INFORMATION:
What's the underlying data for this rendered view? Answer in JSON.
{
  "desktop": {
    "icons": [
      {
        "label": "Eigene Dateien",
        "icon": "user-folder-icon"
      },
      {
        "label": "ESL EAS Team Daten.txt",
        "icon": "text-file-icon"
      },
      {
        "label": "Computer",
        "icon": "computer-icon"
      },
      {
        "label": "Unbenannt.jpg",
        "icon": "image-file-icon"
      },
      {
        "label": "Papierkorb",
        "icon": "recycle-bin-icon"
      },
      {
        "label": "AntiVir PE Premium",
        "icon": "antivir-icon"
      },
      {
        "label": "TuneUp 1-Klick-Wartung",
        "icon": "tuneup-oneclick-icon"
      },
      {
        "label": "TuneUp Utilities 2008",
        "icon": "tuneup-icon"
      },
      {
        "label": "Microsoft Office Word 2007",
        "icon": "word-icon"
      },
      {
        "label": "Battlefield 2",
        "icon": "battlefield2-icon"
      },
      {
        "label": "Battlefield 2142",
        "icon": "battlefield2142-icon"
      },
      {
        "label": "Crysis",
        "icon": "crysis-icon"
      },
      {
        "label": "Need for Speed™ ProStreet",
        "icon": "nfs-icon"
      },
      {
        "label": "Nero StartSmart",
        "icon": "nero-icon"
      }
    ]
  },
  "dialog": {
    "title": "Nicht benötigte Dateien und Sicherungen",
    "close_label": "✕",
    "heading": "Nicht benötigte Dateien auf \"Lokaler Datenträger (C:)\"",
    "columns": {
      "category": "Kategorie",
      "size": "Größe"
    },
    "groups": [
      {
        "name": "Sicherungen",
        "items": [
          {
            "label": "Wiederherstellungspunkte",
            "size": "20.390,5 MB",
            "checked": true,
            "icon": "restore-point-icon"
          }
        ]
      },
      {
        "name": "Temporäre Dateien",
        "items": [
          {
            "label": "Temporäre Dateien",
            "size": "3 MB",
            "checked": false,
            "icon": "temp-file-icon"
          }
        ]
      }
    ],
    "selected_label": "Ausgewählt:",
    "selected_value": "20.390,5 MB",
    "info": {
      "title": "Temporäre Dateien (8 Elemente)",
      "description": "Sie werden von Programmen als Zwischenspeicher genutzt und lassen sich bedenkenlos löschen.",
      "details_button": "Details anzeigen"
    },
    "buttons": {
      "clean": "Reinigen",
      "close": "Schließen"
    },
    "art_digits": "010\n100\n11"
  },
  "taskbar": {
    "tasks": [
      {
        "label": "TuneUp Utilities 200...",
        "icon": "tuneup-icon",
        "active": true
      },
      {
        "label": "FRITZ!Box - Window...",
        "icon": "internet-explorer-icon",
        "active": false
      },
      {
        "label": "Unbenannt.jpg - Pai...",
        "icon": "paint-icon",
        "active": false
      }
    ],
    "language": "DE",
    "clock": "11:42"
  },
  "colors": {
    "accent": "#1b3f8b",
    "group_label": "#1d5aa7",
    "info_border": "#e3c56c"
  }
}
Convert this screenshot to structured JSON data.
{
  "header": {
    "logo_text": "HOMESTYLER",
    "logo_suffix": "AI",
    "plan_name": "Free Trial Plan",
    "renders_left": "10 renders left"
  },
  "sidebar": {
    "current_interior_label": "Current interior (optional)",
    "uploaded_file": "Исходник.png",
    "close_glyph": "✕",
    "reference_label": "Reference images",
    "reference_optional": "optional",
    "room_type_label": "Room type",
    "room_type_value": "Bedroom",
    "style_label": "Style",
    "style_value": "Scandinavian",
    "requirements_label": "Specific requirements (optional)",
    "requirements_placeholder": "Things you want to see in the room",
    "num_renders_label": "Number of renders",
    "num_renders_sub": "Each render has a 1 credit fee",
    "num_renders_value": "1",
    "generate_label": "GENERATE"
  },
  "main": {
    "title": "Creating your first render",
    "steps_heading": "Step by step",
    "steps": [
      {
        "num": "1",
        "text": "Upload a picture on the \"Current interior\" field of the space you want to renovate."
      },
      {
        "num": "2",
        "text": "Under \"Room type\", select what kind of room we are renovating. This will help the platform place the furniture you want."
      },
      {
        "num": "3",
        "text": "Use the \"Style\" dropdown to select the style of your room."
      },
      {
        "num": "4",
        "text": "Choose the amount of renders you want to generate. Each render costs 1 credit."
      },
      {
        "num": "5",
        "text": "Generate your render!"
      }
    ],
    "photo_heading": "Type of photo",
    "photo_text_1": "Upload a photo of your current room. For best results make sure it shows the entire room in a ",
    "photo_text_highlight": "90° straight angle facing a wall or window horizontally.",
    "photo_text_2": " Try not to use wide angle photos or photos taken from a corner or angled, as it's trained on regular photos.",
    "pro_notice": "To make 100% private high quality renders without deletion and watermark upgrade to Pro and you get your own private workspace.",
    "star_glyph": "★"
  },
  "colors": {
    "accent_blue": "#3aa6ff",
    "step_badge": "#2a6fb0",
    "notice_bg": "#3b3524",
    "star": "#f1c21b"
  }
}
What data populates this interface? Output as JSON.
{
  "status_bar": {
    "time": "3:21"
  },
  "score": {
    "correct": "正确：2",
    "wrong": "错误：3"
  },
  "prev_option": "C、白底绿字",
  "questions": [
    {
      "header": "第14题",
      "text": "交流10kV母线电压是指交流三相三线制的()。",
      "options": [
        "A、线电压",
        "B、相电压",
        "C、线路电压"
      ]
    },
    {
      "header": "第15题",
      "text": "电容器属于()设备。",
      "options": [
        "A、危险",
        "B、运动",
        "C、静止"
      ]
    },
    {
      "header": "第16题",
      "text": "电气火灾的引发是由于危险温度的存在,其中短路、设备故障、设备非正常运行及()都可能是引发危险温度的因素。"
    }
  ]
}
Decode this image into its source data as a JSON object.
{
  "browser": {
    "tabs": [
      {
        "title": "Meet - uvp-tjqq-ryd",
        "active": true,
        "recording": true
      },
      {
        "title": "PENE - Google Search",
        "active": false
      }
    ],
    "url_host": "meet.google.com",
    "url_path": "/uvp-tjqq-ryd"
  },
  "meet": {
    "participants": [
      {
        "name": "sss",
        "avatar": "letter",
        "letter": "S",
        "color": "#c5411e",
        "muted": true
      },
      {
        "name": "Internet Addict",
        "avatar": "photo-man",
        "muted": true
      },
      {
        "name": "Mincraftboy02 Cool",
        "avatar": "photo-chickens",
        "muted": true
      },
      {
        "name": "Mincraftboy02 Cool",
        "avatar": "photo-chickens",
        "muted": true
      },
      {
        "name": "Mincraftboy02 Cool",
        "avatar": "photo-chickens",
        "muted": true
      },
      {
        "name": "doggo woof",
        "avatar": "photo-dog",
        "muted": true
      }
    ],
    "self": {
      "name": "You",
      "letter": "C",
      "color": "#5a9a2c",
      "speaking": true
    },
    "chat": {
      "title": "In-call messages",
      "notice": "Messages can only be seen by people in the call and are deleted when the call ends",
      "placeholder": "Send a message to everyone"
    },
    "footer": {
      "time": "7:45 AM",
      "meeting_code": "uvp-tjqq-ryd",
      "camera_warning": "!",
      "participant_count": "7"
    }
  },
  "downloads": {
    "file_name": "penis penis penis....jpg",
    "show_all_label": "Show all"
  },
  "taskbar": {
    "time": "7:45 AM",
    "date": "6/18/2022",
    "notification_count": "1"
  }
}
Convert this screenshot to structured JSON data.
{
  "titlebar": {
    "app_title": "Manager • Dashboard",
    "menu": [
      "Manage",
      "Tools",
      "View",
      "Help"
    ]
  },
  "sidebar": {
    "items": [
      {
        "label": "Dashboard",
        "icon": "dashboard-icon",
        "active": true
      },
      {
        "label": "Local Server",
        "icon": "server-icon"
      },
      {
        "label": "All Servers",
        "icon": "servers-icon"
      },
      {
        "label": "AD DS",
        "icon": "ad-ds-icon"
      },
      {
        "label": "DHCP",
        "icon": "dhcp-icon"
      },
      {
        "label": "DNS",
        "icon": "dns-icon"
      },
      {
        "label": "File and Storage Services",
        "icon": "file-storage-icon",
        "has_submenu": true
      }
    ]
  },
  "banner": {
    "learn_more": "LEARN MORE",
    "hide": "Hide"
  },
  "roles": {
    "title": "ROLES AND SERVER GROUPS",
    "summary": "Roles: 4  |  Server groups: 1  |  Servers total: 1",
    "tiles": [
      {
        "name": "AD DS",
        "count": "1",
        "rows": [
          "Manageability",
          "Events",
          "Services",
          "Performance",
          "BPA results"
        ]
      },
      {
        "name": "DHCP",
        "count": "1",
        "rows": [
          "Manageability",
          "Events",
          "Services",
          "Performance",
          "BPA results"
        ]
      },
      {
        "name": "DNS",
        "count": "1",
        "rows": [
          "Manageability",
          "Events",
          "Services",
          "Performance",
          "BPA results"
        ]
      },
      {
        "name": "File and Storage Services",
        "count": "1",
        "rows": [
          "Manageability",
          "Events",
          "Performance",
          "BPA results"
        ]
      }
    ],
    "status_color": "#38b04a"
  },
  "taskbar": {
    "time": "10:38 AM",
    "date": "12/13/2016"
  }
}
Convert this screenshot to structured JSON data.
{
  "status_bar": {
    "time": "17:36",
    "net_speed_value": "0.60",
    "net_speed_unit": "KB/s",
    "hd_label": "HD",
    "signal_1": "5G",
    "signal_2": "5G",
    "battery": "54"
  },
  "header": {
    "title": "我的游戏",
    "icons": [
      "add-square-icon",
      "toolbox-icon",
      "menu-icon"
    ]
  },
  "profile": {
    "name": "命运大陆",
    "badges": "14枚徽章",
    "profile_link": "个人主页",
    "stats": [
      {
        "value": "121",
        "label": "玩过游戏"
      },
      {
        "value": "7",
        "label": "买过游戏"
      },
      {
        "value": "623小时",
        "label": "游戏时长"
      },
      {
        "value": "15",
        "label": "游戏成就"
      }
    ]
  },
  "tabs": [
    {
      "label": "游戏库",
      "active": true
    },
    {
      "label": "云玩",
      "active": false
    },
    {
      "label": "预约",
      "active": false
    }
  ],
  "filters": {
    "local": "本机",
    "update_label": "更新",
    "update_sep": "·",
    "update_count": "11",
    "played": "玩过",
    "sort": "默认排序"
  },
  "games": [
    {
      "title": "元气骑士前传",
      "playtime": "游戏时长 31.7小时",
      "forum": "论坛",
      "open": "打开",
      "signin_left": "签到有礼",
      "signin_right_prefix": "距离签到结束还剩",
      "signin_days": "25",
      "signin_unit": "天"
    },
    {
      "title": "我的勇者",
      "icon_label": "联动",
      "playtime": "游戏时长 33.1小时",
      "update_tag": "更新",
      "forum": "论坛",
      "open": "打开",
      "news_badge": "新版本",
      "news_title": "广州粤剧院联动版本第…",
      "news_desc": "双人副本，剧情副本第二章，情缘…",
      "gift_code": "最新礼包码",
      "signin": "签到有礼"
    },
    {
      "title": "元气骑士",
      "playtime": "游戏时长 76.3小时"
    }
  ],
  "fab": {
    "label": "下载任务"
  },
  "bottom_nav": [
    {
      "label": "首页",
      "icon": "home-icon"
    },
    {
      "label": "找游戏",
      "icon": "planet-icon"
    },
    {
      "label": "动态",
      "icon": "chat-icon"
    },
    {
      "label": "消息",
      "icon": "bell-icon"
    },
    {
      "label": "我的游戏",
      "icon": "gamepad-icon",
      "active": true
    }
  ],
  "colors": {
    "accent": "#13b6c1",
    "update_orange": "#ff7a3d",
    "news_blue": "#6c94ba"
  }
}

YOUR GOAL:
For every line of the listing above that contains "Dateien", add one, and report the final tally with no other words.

OUTPUT BELOW:
6